(Beginning of Supplied material)

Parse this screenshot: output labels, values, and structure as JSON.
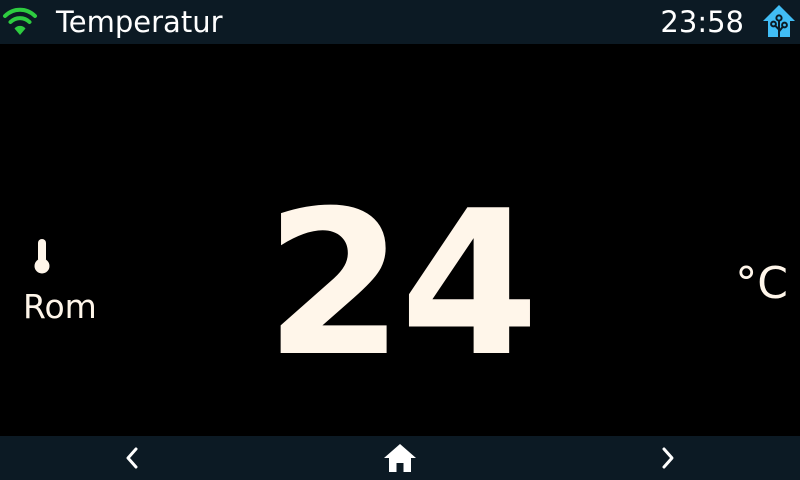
{
  "header": {
    "title": "Temperatur",
    "time": "23:58",
    "wifi_icon": "wifi-icon",
    "logo_icon": "home-assistant-icon"
  },
  "sensor": {
    "icon": "thermometer-icon",
    "label": "Rom",
    "value": "24",
    "unit": "°C"
  },
  "footer": {
    "prev_icon": "chevron-left-icon",
    "home_icon": "home-icon",
    "next_icon": "chevron-right-icon"
  },
  "colors": {
    "background": "#000000",
    "bar": "#0c1a24",
    "text": "#fff6ea",
    "wifi": "#2ecc40",
    "logo": "#41bdf5"
  }
}
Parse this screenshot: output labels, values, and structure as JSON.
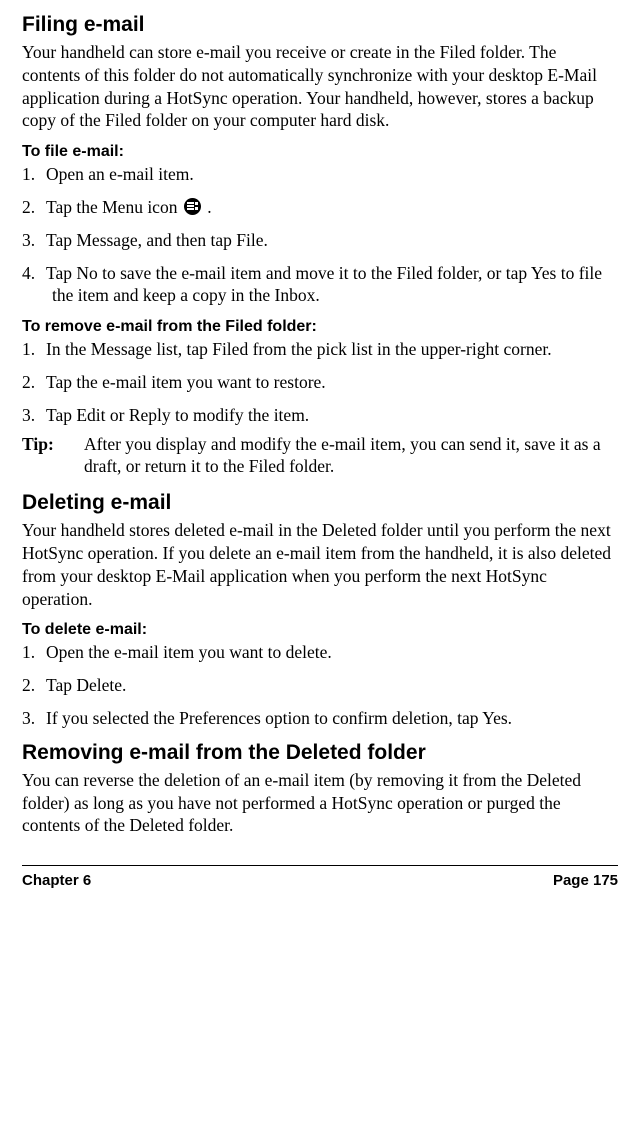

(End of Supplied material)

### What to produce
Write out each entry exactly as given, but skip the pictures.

### Answer below
Parse this screenshot: output labels, values, and structure as JSON.
{
  "header": {
    "title": "Temperatur",
    "time": "23:58",
    "wifi_icon": "wifi-icon",
    "logo_icon": "home-assistant-icon"
  },
  "sensor": {
    "icon": "thermometer-icon",
    "label": "Rom",
    "value": "24",
    "unit": "°C"
  },
  "footer": {
    "prev_icon": "chevron-left-icon",
    "home_icon": "home-icon",
    "next_icon": "chevron-right-icon"
  },
  "colors": {
    "background": "#000000",
    "bar": "#0c1a24",
    "text": "#fff6ea",
    "wifi": "#2ecc40",
    "logo": "#41bdf5"
  }
}
Parse this screenshot: output labels, values, and structure as JSON.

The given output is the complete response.